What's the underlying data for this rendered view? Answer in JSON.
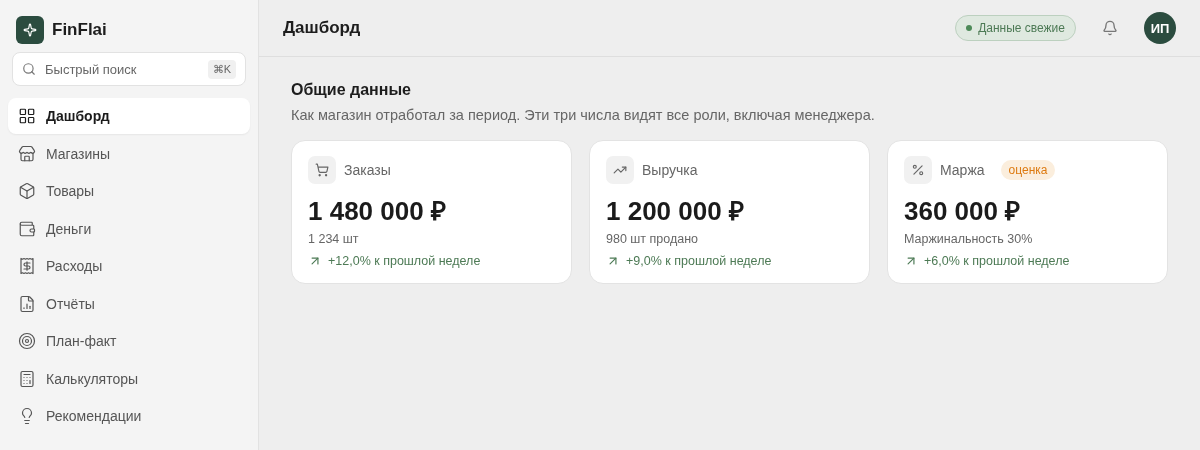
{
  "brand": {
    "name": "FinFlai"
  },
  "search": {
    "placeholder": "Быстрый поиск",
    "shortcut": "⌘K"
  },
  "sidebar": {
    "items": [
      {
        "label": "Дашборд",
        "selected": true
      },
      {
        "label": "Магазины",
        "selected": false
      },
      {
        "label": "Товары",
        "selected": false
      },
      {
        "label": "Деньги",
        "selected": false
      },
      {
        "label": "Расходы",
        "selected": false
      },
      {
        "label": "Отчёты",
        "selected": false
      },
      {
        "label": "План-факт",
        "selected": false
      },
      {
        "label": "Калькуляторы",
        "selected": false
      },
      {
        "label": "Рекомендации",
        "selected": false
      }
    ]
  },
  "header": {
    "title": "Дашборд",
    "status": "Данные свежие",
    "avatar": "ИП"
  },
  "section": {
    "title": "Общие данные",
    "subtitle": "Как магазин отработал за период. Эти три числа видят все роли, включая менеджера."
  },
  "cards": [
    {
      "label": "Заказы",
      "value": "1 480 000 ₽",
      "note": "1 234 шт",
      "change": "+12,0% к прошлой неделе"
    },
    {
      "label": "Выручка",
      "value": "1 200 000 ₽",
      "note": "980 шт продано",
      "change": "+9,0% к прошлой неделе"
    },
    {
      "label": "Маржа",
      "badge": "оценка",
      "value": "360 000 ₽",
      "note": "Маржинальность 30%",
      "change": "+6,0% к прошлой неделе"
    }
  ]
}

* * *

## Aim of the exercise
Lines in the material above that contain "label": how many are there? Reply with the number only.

## Answer
12